TASK DETAILS >>
Which lines below hold the word "Diárias"? Report each one.

== Segment start ==

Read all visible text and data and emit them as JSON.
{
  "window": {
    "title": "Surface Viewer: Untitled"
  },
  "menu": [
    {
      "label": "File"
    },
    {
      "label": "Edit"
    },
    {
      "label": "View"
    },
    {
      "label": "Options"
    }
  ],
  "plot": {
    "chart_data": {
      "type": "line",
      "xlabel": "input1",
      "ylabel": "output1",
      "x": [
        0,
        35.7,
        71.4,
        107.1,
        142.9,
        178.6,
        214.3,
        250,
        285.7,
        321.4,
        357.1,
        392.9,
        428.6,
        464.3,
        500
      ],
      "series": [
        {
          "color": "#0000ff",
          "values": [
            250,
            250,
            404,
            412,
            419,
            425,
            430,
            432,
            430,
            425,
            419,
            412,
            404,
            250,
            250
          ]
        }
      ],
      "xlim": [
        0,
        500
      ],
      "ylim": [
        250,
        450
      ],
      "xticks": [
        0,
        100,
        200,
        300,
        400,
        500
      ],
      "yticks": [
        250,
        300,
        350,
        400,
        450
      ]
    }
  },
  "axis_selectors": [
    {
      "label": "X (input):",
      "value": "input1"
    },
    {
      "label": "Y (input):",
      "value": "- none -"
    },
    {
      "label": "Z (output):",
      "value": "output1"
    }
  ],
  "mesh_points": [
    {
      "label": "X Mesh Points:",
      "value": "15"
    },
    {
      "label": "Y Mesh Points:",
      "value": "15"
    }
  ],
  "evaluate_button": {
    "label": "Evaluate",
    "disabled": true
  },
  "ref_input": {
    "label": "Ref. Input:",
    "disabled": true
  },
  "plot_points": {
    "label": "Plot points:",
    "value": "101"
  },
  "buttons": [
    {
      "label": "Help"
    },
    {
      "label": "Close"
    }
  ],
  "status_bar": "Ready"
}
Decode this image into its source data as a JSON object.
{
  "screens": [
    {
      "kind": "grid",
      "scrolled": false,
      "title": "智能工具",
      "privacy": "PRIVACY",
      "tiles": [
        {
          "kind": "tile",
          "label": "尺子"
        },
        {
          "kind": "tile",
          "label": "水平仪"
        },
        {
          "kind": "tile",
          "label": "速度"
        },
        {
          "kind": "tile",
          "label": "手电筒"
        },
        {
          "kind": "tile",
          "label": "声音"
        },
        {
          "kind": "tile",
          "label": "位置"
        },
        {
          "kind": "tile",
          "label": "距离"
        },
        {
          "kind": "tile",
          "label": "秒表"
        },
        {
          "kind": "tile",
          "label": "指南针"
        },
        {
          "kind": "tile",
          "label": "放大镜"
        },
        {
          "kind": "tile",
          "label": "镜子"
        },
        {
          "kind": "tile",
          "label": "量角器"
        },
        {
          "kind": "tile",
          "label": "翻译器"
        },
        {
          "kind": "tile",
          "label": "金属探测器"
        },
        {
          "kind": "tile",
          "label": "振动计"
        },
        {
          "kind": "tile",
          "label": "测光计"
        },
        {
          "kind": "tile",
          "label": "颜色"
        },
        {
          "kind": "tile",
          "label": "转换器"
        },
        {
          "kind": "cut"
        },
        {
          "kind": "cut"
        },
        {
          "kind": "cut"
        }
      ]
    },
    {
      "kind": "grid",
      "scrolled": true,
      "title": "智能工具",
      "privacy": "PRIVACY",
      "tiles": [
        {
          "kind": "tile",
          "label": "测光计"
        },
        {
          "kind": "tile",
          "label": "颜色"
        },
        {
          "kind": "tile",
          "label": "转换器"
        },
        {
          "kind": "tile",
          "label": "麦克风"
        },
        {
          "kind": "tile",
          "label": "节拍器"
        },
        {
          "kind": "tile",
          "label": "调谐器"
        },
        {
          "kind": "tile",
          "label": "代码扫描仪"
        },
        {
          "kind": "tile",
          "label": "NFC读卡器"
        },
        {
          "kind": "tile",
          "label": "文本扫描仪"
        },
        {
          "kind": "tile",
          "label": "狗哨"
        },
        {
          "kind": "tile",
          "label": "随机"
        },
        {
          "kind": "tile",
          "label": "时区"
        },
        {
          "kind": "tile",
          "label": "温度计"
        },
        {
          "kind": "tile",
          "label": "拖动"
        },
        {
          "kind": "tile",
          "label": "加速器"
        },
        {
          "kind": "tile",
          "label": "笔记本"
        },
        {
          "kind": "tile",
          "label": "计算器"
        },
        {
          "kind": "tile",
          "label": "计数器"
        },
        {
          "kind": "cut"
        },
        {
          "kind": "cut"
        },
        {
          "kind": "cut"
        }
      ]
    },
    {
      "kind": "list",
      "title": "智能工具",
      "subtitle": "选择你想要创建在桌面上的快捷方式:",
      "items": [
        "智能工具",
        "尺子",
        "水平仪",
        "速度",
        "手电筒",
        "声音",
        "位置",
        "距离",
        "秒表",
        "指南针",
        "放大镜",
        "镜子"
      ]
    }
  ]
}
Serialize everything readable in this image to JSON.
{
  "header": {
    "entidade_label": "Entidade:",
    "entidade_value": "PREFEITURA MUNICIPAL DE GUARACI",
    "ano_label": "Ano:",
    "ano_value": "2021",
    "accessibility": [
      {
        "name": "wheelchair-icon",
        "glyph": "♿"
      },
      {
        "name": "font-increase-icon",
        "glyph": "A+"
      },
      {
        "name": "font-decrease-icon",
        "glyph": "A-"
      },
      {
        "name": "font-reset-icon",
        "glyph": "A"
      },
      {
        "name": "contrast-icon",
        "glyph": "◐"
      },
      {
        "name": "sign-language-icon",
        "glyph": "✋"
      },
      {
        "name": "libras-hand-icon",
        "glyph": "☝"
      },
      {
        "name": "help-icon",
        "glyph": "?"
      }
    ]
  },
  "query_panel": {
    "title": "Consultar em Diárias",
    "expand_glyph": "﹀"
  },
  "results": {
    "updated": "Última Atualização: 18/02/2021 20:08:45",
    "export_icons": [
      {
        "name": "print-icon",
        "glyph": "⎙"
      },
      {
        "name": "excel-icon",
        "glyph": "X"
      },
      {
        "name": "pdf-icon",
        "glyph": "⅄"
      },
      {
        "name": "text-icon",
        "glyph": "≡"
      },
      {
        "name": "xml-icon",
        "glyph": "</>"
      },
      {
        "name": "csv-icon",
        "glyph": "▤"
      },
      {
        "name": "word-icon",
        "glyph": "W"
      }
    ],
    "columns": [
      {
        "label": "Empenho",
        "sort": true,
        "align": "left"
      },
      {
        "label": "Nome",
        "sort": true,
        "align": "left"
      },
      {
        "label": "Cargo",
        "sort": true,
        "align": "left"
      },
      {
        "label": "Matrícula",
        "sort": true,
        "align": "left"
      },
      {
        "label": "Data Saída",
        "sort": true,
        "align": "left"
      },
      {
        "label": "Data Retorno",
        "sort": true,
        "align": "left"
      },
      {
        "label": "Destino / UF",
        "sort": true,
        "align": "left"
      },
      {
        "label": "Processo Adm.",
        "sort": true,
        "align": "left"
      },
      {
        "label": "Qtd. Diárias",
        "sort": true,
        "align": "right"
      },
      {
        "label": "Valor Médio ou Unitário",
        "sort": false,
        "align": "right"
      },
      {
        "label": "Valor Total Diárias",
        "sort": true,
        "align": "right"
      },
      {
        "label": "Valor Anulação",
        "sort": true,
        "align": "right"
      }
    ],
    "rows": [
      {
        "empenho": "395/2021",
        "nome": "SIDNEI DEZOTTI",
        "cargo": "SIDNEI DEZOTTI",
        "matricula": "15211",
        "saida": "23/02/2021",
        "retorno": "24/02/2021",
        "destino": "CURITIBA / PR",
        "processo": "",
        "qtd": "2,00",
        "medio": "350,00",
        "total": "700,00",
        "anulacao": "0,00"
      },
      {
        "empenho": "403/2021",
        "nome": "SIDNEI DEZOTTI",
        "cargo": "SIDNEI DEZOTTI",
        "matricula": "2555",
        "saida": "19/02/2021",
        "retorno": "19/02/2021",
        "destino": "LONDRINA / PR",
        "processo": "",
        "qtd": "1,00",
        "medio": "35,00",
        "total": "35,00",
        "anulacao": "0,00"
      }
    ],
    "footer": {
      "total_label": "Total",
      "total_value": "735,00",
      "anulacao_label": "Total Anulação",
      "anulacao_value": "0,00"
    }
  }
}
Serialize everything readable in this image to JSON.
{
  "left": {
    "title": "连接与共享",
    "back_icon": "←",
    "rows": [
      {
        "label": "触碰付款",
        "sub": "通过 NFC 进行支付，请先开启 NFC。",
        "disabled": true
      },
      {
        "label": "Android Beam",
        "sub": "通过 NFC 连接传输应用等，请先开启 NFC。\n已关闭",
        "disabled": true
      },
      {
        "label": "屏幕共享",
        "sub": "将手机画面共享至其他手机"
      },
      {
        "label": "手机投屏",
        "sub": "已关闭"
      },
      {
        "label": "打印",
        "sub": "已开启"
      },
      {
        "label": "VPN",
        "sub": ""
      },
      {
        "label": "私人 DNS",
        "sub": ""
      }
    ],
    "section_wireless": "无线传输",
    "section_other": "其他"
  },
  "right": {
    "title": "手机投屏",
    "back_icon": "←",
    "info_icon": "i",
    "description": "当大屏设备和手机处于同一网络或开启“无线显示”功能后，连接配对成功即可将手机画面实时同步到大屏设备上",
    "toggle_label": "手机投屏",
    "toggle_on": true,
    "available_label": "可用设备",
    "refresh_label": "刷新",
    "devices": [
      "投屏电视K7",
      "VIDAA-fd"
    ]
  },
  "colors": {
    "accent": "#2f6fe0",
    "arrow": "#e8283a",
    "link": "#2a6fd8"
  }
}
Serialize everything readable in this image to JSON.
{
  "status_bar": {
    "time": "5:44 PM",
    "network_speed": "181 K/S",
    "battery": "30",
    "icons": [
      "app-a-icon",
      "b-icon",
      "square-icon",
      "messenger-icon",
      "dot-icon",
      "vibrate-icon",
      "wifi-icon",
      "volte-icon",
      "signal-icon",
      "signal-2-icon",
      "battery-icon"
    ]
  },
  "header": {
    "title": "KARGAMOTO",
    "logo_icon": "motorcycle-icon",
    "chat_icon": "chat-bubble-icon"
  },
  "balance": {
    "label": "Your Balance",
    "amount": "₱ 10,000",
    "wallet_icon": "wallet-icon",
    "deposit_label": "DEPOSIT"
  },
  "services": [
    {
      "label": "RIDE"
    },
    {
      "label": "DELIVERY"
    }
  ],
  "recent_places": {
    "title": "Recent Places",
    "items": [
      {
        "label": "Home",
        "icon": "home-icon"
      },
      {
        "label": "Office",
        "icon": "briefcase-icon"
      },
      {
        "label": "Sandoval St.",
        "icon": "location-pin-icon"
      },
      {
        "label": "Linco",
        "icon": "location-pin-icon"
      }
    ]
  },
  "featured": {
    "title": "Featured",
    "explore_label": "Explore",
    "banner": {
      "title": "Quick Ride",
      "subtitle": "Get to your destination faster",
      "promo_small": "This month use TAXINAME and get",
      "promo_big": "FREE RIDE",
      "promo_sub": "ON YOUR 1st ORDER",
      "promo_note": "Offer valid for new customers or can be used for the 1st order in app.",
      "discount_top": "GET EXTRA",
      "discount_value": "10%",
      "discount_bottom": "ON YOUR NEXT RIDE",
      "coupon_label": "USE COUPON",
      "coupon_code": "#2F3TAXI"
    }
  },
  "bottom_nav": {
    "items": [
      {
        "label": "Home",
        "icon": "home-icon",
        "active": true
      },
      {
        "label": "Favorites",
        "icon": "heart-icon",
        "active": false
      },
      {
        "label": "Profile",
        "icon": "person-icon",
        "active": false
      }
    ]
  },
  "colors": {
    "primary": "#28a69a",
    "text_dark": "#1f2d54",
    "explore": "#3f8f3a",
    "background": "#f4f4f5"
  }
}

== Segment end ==

REPLY TO THE EXERCISE >>
    "title": "Consultar em Diárias",
        "label": "Qtd. Diárias",
        "label": "Valor Total Diárias",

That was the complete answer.